_Your objective_. Copy each entry verbatim, excluding its images.

(Records from a data collection)
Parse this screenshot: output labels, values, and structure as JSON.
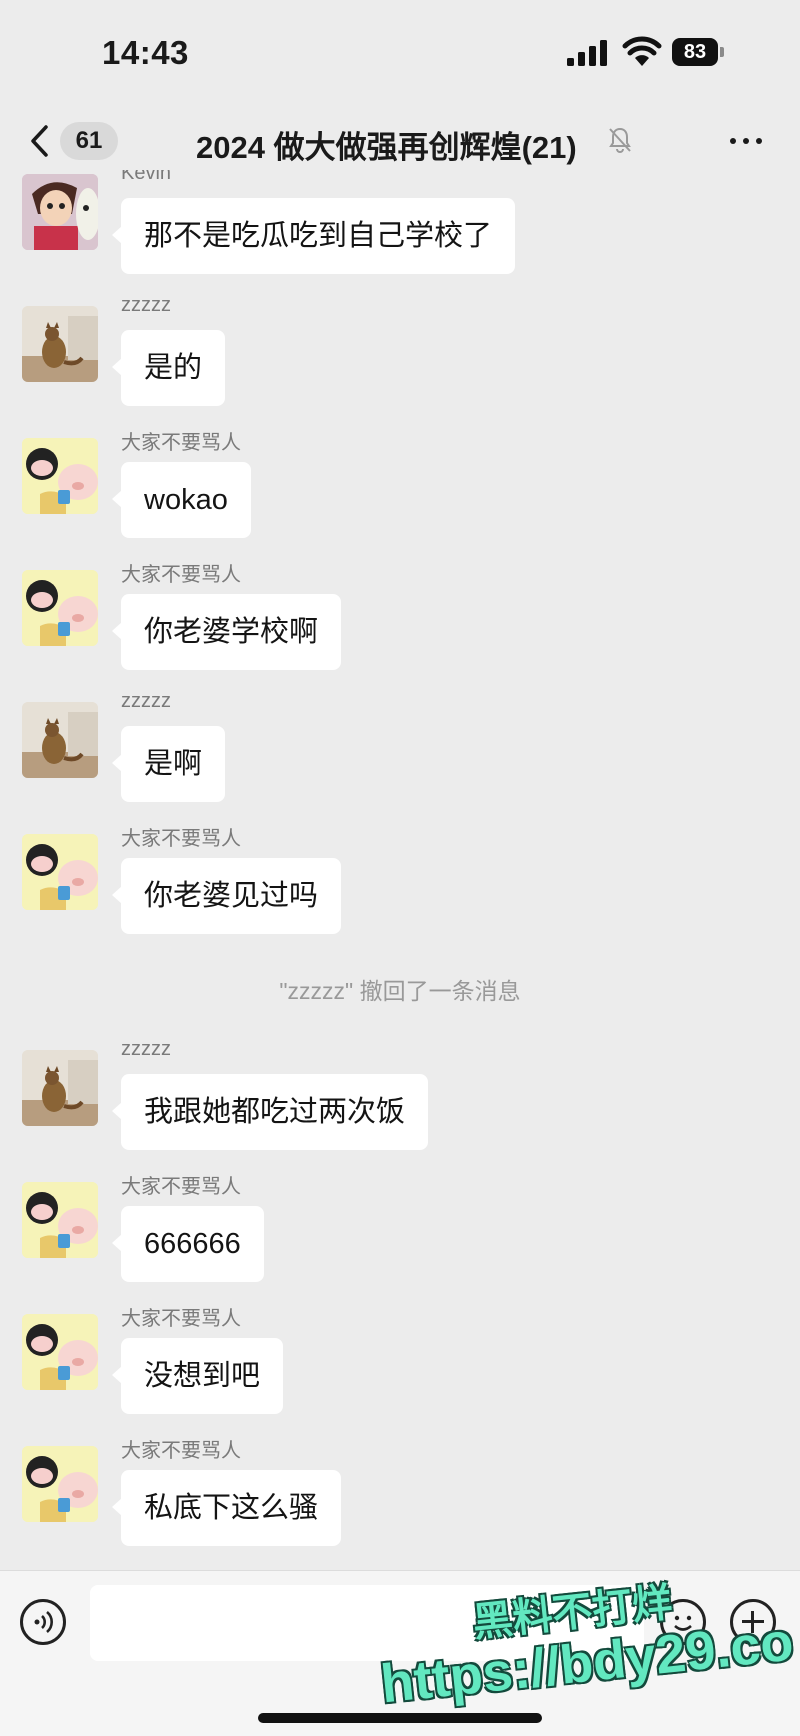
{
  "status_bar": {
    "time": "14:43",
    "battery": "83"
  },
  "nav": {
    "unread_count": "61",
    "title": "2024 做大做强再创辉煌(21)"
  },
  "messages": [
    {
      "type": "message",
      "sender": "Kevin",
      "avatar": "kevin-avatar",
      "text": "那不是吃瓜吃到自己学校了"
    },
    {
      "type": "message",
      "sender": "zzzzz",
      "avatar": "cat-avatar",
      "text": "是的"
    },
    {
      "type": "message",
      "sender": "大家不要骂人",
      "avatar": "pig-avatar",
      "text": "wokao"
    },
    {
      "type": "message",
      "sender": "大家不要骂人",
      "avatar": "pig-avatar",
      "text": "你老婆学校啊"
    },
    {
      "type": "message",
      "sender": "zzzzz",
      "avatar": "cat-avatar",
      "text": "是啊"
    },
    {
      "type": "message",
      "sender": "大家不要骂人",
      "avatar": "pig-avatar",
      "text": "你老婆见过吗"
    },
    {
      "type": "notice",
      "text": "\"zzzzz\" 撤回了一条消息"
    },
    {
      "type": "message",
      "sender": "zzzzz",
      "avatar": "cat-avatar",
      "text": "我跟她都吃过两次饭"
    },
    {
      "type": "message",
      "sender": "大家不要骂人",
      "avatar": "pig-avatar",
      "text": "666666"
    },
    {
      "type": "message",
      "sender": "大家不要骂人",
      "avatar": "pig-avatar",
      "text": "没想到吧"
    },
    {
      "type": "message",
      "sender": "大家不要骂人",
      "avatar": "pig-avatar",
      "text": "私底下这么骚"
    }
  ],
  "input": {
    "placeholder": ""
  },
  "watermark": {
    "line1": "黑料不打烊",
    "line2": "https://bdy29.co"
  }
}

_Output below_.
Parse this screenshot: output labels, values, and structure as JSON.
{
  "status_bar": {
    "time": "14:43",
    "battery": "83"
  },
  "nav": {
    "unread_count": "61",
    "title": "2024 做大做强再创辉煌(21)"
  },
  "messages": [
    {
      "type": "message",
      "sender": "Kevin",
      "avatar": "kevin-avatar",
      "text": "那不是吃瓜吃到自己学校了"
    },
    {
      "type": "message",
      "sender": "zzzzz",
      "avatar": "cat-avatar",
      "text": "是的"
    },
    {
      "type": "message",
      "sender": "大家不要骂人",
      "avatar": "pig-avatar",
      "text": "wokao"
    },
    {
      "type": "message",
      "sender": "大家不要骂人",
      "avatar": "pig-avatar",
      "text": "你老婆学校啊"
    },
    {
      "type": "message",
      "sender": "zzzzz",
      "avatar": "cat-avatar",
      "text": "是啊"
    },
    {
      "type": "message",
      "sender": "大家不要骂人",
      "avatar": "pig-avatar",
      "text": "你老婆见过吗"
    },
    {
      "type": "notice",
      "text": "\"zzzzz\" 撤回了一条消息"
    },
    {
      "type": "message",
      "sender": "zzzzz",
      "avatar": "cat-avatar",
      "text": "我跟她都吃过两次饭"
    },
    {
      "type": "message",
      "sender": "大家不要骂人",
      "avatar": "pig-avatar",
      "text": "666666"
    },
    {
      "type": "message",
      "sender": "大家不要骂人",
      "avatar": "pig-avatar",
      "text": "没想到吧"
    },
    {
      "type": "message",
      "sender": "大家不要骂人",
      "avatar": "pig-avatar",
      "text": "私底下这么骚"
    }
  ],
  "input": {
    "placeholder": ""
  },
  "watermark": {
    "line1": "黑料不打烊",
    "line2": "https://bdy29.co"
  }
}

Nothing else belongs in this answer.